_EXERCISE DETAILS_
Set each entry down exactly as written.

#####

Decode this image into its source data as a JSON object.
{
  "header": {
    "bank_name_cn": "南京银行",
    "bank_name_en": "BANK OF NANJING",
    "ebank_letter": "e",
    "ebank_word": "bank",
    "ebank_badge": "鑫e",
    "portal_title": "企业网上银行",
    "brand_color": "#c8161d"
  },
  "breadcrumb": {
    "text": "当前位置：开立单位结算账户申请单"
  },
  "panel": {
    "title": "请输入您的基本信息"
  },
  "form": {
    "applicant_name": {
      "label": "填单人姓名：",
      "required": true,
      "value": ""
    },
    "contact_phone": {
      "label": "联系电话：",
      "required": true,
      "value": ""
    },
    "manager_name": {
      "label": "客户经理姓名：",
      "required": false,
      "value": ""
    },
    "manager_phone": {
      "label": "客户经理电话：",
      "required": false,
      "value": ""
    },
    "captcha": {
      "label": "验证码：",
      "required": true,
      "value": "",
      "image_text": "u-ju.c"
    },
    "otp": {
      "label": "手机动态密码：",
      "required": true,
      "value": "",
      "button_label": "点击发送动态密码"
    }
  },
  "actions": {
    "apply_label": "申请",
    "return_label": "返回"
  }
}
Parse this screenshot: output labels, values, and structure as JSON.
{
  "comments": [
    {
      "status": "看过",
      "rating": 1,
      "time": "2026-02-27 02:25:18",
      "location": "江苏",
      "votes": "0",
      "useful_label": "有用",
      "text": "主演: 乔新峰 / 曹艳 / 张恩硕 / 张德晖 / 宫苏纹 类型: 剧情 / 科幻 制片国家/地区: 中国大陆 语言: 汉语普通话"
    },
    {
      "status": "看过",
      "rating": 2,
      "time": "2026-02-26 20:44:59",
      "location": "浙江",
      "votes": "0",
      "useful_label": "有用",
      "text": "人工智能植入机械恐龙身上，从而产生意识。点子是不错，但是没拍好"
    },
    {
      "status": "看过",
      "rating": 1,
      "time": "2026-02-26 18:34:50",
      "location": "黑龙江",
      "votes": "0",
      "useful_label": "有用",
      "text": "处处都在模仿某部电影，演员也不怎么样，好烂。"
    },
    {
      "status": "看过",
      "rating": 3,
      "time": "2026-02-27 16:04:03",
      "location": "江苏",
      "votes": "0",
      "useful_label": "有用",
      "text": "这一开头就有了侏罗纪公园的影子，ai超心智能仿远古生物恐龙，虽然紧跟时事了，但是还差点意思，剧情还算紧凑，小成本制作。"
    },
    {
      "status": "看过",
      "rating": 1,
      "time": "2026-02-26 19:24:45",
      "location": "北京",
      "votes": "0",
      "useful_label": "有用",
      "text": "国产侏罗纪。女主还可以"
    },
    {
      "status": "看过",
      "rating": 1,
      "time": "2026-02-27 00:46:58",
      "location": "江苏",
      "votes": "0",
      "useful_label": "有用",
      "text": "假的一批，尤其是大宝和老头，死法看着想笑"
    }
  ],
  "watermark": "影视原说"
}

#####

_SOLUTION TO THE EXERCISE_
Decode this image into its source data as a JSON object.
{
  "header": {
    "bank_name_cn": "南京银行",
    "bank_name_en": "BANK OF NANJING",
    "ebank_letter": "e",
    "ebank_word": "bank",
    "ebank_badge": "鑫e",
    "portal_title": "企业网上银行",
    "brand_color": "#c8161d"
  },
  "breadcrumb": {
    "text": "当前位置：开立单位结算账户申请单"
  },
  "panel": {
    "title": "请输入您的基本信息"
  },
  "form": {
    "applicant_name": {
      "label": "填单人姓名：",
      "required": true,
      "value": ""
    },
    "contact_phone": {
      "label": "联系电话：",
      "required": true,
      "value": ""
    },
    "manager_name": {
      "label": "客户经理姓名：",
      "required": false,
      "value": ""
    },
    "manager_phone": {
      "label": "客户经理电话：",
      "required": false,
      "value": ""
    },
    "captcha": {
      "label": "验证码：",
      "required": true,
      "value": "",
      "image_text": "u-ju.c"
    },
    "otp": {
      "label": "手机动态密码：",
      "required": true,
      "value": "",
      "button_label": "点击发送动态密码"
    }
  },
  "actions": {
    "apply_label": "申请",
    "return_label": "返回"
  }
}
Parse this screenshot: output labels, values, and structure as JSON.
{
  "comments": [
    {
      "status": "看过",
      "rating": 1,
      "time": "2026-02-27 02:25:18",
      "location": "江苏",
      "votes": "0",
      "useful_label": "有用",
      "text": "主演: 乔新峰 / 曹艳 / 张恩硕 / 张德晖 / 宫苏纹 类型: 剧情 / 科幻 制片国家/地区: 中国大陆 语言: 汉语普通话"
    },
    {
      "status": "看过",
      "rating": 2,
      "time": "2026-02-26 20:44:59",
      "location": "浙江",
      "votes": "0",
      "useful_label": "有用",
      "text": "人工智能植入机械恐龙身上，从而产生意识。点子是不错，但是没拍好"
    },
    {
      "status": "看过",
      "rating": 1,
      "time": "2026-02-26 18:34:50",
      "location": "黑龙江",
      "votes": "0",
      "useful_label": "有用",
      "text": "处处都在模仿某部电影，演员也不怎么样，好烂。"
    },
    {
      "status": "看过",
      "rating": 3,
      "time": "2026-02-27 16:04:03",
      "location": "江苏",
      "votes": "0",
      "useful_label": "有用",
      "text": "这一开头就有了侏罗纪公园的影子，ai超心智能仿远古生物恐龙，虽然紧跟时事了，但是还差点意思，剧情还算紧凑，小成本制作。"
    },
    {
      "status": "看过",
      "rating": 1,
      "time": "2026-02-26 19:24:45",
      "location": "北京",
      "votes": "0",
      "useful_label": "有用",
      "text": "国产侏罗纪。女主还可以"
    },
    {
      "status": "看过",
      "rating": 1,
      "time": "2026-02-27 00:46:58",
      "location": "江苏",
      "votes": "0",
      "useful_label": "有用",
      "text": "假的一批，尤其是大宝和老头，死法看着想笑"
    }
  ],
  "watermark": "影视原说"
}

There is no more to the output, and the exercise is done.